I've been a bit lax in using Google+, but I'm finally coming around. Why is Google+ important? Simple. Google created a perfect marriage of functionality and flow. The interface is the best in breed for social feeds, and as more and more people join up, you'll want the face of your company to be front and center. And make sure to take advantage of Google Hangouts as well. Hangouts let you conduct video chats between members of your company and clients/customers.

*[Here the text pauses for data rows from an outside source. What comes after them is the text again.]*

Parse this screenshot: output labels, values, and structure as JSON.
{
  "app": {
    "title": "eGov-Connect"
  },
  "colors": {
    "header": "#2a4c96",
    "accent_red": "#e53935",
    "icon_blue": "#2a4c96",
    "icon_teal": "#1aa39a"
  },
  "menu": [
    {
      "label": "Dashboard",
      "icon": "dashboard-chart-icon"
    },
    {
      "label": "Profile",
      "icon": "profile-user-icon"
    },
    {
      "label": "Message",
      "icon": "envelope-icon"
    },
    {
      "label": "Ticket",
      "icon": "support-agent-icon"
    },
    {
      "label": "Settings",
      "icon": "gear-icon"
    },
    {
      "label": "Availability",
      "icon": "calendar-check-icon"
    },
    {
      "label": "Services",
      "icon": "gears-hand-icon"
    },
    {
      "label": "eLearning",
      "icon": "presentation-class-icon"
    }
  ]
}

This one gets overlooked a lot. Let's say you are an IT consultant. You should be on forums helping people out. What comes of that is the chance people will see in your forum signature that you are located in the same area and hire you for service. Or say you have a product for sale. Find forums that relate to your product and post on them. Just be careful not to spam the forums. Do not promote your services or products unless asked. You want to build your name and have fellow forum members pick up on what you do indirectly.
Create surveys to help mine data. Surveys are a great way to gauge interest in products and/or services. With this data, you can dial in what you do to make sure it meets the needs of the target users. There are plenty of ways to create surveys. Depending upon your company web site platform, you can build them into that framework. Of you can use a larger scale tool, such as Survey Monkey, to create focused surveys. When you build your questions, make sure they're quite specific. The results will help guide you and your company. Do not create generic polls just to have something posted.
If you're looking for innovative ways to help extend the reach of your company, you have everything at your fingertips – you simply have to make use of it. Many companies may not believe social networking services are a means to a promotional end; those companies are short sighted. Take a look at using one of the above services or methods and see if you can't find new and exciting ways to reach clients and customers you might not have previously reached.
- IT Innovation for Small Businesses (ZDNet special report page)
- Executive’s guide to IT innovation in small businesses (free ebook)
Jack Wallen is an award-winning writer for Techrepublic and Linux.com. As an avid promoter/user of the Linux OS, Jack tries to convert as many users to open source as possible. His current favorite flavor of Linux is Bodhi Linux (a melding of Ubuntu and Enlightenment). When Jack isn't writing about Linux he is hard at work on his other writing career -- writing about zombies, various killers, super heroes, and just about everything else he can manipulate between the folds of reality. You can find Jack's books on Amazon, Barnes & Noble, and Smashwords. Outnumbered in his house one male to two females and three humans to six felines, Jack maintains his sanity by riding his mountain bike and working on his next books. For more news about Jack Wallen, visit his website Get Jack'd.